    • If both tables contain more than 8 MB of data or both tables contain less than 8 MB of data, click and drag the name of the column from one table onto the column from the other table. The order does not matter. An inner join is created and a line representing the join is displayed in the editor pane, running from the first column to the second column.
      If the tables you joined contain more than 8 MB of data, edit the SQL query used to import your data, as described in the following steps.

  2. If you do not know the size of the tables you are joining, click and drag the name of the column from one table onto the name of the column from the second table. Test whether the join you created is valid by clicking the Execute SQL icon Execute SQL icon.

    • If a preview of your data displays in the Data Preview pane below, then the join is valid and was successfully created. The second table you joined contains less than 8 MB of data.

    • If an error displays stating that the JOIN operator's right-side table must be a small table, then the second table you joined is too large and the join could not be created.
      Click the join and select Delete. Create a new join by clicking and dragging the name of the column from the second table onto the first table. Click the Execute SQL icon Execute SQL icon.

      • If a preview of your data displays in the Data Preview pane below, then the join was successfully created.

      • If the error message displays a second time, then both tables you are joining contain over 8 MB of data. Edit the SQL query used to import your data, as described in the following steps.

  3. You can change the type of join used or delete the join. You can create inner joins or left outer joins between two tables, as described below. Google BigQuery does not support other join types, such as a full outer join or right outer join. In addition, Google BigQuery uses the default equals (=) operator to compare columns and does not support other operators.

    To change the type of join used or delete the join, click the line representing the join and select one of the following:

    • To only include records in which the joined columns from both tables satisfy the join condition, select Inner Join (default).

    • To include all records from the column in the first table and only those records from the column in the second table in which the join condition is satisfied, select Left Outer Join.

    • To delete the join, select Delete.

  4. If you are creating a join between two tables that contain more than 8 MB of data, you must edit the SQL query used to import your data. Do the following:

    1. Add any additional columns of data that you want to import and create any filters, aggregations, or expressions based on the columns you are importing.

    2. Once you have defined the data you want to import, from the top of the editor pane, click the Edit SQL icon Edit SQL icon.
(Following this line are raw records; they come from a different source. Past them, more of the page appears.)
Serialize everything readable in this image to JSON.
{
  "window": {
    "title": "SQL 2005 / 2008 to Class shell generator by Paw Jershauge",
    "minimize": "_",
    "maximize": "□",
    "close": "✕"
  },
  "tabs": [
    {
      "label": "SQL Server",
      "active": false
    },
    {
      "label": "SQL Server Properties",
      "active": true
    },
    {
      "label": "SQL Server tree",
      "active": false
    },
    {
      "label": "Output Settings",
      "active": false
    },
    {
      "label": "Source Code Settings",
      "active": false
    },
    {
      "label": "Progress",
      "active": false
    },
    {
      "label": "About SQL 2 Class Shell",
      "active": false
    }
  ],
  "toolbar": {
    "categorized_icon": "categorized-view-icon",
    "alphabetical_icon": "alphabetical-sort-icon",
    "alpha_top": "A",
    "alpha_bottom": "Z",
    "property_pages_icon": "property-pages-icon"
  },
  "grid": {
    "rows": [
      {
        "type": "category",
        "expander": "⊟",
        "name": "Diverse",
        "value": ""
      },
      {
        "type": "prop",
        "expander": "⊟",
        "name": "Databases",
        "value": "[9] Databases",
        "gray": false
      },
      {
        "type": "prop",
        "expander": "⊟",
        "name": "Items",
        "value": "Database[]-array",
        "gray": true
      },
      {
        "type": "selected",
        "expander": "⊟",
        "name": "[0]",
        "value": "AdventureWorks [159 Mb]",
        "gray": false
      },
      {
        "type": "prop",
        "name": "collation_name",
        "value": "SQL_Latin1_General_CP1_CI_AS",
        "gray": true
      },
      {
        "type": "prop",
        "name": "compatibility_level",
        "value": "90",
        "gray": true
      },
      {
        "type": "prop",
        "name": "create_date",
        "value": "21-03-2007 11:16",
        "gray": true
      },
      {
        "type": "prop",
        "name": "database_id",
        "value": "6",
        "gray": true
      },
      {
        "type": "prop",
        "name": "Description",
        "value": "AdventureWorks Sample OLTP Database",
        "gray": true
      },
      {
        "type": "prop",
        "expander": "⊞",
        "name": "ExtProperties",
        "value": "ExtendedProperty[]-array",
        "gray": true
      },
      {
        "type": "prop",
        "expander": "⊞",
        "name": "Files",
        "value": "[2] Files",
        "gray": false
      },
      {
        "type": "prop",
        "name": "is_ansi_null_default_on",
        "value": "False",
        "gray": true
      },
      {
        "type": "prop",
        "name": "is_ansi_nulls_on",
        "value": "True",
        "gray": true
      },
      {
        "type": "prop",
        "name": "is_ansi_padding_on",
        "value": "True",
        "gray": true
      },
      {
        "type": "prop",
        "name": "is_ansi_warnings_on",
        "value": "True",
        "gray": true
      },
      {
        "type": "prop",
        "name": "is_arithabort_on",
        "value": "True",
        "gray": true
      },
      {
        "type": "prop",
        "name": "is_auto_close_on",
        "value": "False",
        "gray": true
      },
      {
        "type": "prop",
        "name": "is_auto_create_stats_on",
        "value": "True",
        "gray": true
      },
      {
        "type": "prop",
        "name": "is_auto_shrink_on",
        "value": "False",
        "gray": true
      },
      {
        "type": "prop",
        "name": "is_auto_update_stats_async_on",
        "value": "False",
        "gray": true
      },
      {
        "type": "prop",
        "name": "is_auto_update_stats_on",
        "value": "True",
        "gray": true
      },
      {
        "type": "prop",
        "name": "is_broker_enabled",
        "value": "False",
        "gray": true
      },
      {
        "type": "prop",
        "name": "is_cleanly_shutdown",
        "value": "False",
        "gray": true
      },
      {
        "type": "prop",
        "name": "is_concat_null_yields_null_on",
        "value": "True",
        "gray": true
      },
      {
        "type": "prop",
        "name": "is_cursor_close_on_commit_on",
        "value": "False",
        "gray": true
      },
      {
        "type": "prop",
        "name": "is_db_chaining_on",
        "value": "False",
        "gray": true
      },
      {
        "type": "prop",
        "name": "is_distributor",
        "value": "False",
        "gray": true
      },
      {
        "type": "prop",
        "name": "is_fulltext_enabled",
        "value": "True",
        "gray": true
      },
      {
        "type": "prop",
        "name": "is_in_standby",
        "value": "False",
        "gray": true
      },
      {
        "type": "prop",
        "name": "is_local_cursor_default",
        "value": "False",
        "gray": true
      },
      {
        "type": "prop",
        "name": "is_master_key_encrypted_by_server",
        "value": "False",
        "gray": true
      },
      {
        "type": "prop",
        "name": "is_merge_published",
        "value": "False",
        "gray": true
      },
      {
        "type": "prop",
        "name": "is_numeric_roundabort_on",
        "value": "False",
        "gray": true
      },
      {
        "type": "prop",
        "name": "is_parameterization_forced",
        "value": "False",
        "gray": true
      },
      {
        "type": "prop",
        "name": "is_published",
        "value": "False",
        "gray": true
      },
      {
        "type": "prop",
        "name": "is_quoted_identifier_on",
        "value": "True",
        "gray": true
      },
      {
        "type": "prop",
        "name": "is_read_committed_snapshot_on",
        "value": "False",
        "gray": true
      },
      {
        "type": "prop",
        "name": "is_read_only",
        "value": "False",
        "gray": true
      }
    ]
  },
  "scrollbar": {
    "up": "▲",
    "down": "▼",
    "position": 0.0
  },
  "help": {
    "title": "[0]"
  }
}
The SQL query used to import your data is displayed in the editor pane, as shown in the example query below:

    3. After the word JOIN, highlighted in blue, type EACH, as shown below:

  5. Continue importing your data, as described in Select the data to be imported, or customizing your query, as described in Customizing your query while importing data.